START Extracted material

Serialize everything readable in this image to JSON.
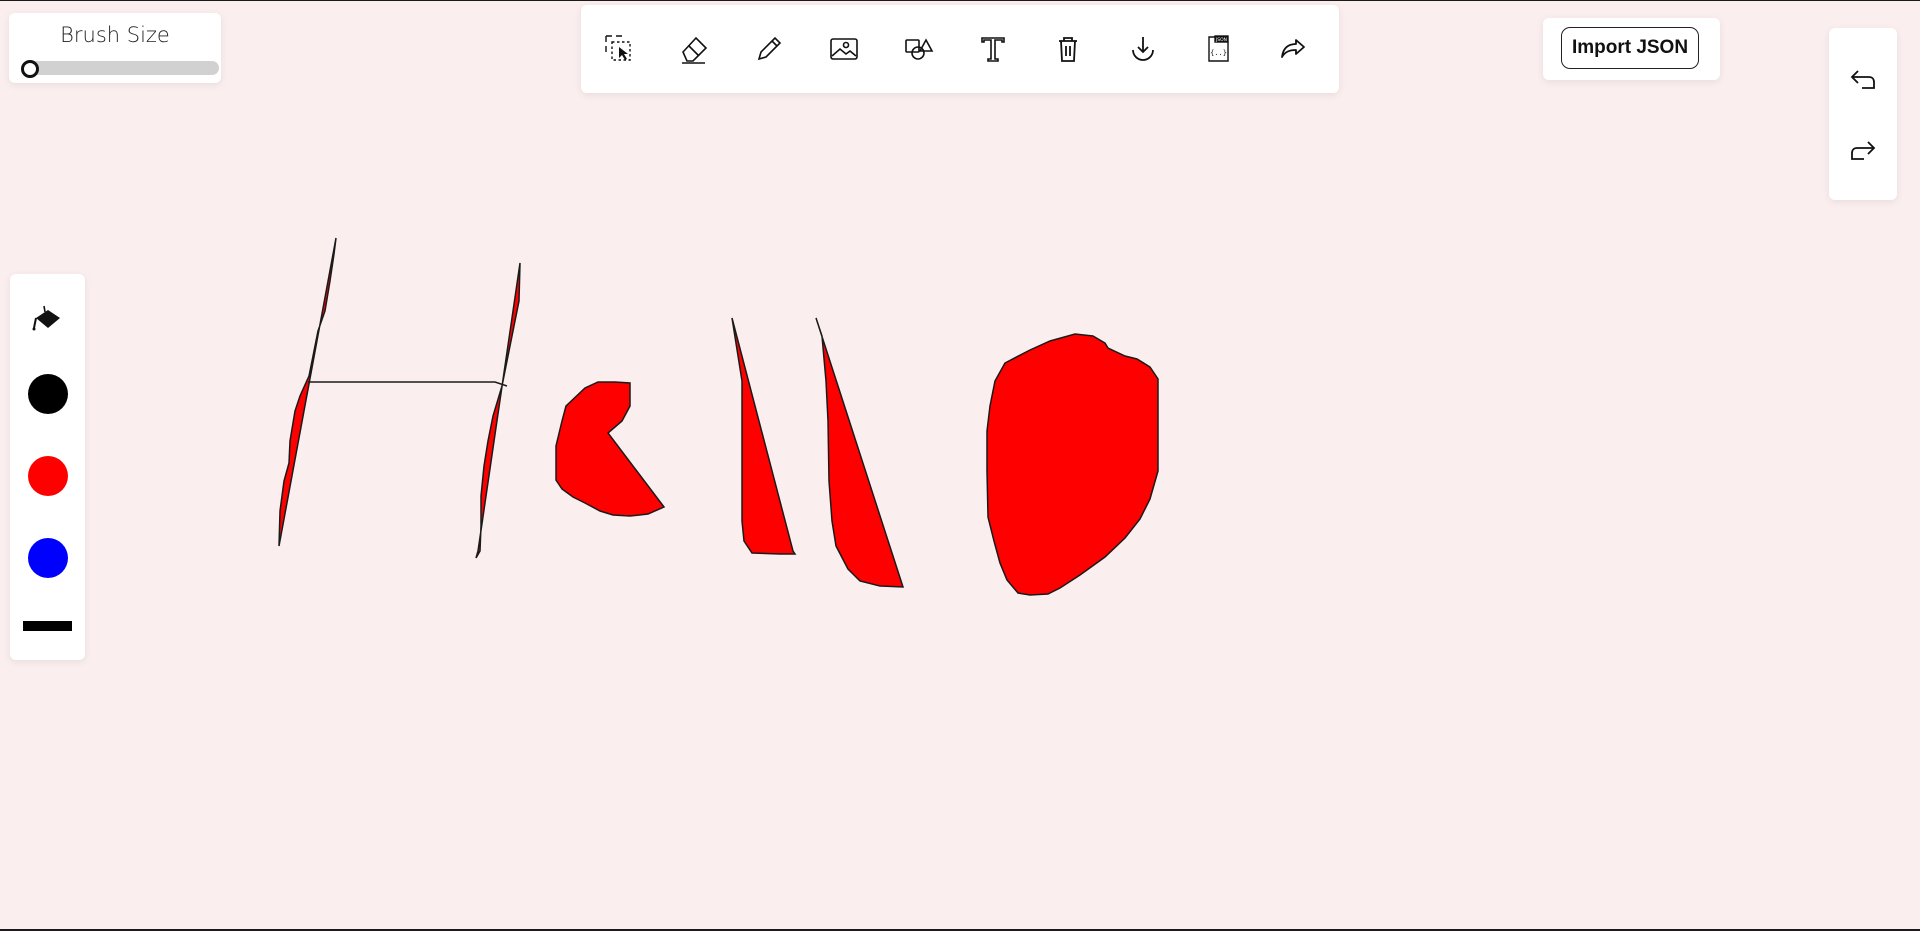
{
  "brush": {
    "title": "Brush Size",
    "value_fraction": 0.0
  },
  "toolbar": {
    "tools": [
      {
        "name": "select-tool",
        "icon": "selection-icon"
      },
      {
        "name": "eraser-tool",
        "icon": "eraser-icon"
      },
      {
        "name": "pencil-tool",
        "icon": "pencil-icon"
      },
      {
        "name": "image-tool",
        "icon": "image-icon"
      },
      {
        "name": "shapes-tool",
        "icon": "shapes-icon"
      },
      {
        "name": "text-tool",
        "icon": "text-icon"
      },
      {
        "name": "delete-tool",
        "icon": "trash-icon"
      },
      {
        "name": "download-tool",
        "icon": "download-icon"
      },
      {
        "name": "export-json-tool",
        "icon": "json-file-icon"
      },
      {
        "name": "share-tool",
        "icon": "share-icon"
      }
    ]
  },
  "import": {
    "label": "Import JSON"
  },
  "history": {
    "undo_icon": "undo-icon",
    "redo_icon": "redo-icon"
  },
  "palette": {
    "fill_icon": "paint-bucket-icon",
    "colors": [
      {
        "name": "black",
        "hex": "#000000"
      },
      {
        "name": "red",
        "hex": "#ff0000"
      },
      {
        "name": "blue",
        "hex": "#0000ff"
      }
    ],
    "stroke_color": "#000000"
  },
  "canvas": {
    "background": "#fbeeee",
    "fill_color": "#ff0000",
    "stroke_color": "#1a1a1a"
  }
}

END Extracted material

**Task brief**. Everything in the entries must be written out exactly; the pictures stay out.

**Result of the task**.
Serialize everything readable in this image to JSON.
{
  "brush": {
    "title": "Brush Size",
    "value_fraction": 0.0
  },
  "toolbar": {
    "tools": [
      {
        "name": "select-tool",
        "icon": "selection-icon"
      },
      {
        "name": "eraser-tool",
        "icon": "eraser-icon"
      },
      {
        "name": "pencil-tool",
        "icon": "pencil-icon"
      },
      {
        "name": "image-tool",
        "icon": "image-icon"
      },
      {
        "name": "shapes-tool",
        "icon": "shapes-icon"
      },
      {
        "name": "text-tool",
        "icon": "text-icon"
      },
      {
        "name": "delete-tool",
        "icon": "trash-icon"
      },
      {
        "name": "download-tool",
        "icon": "download-icon"
      },
      {
        "name": "export-json-tool",
        "icon": "json-file-icon"
      },
      {
        "name": "share-tool",
        "icon": "share-icon"
      }
    ]
  },
  "import": {
    "label": "Import JSON"
  },
  "history": {
    "undo_icon": "undo-icon",
    "redo_icon": "redo-icon"
  },
  "palette": {
    "fill_icon": "paint-bucket-icon",
    "colors": [
      {
        "name": "black",
        "hex": "#000000"
      },
      {
        "name": "red",
        "hex": "#ff0000"
      },
      {
        "name": "blue",
        "hex": "#0000ff"
      }
    ],
    "stroke_color": "#000000"
  },
  "canvas": {
    "background": "#fbeeee",
    "fill_color": "#ff0000",
    "stroke_color": "#1a1a1a"
  }
}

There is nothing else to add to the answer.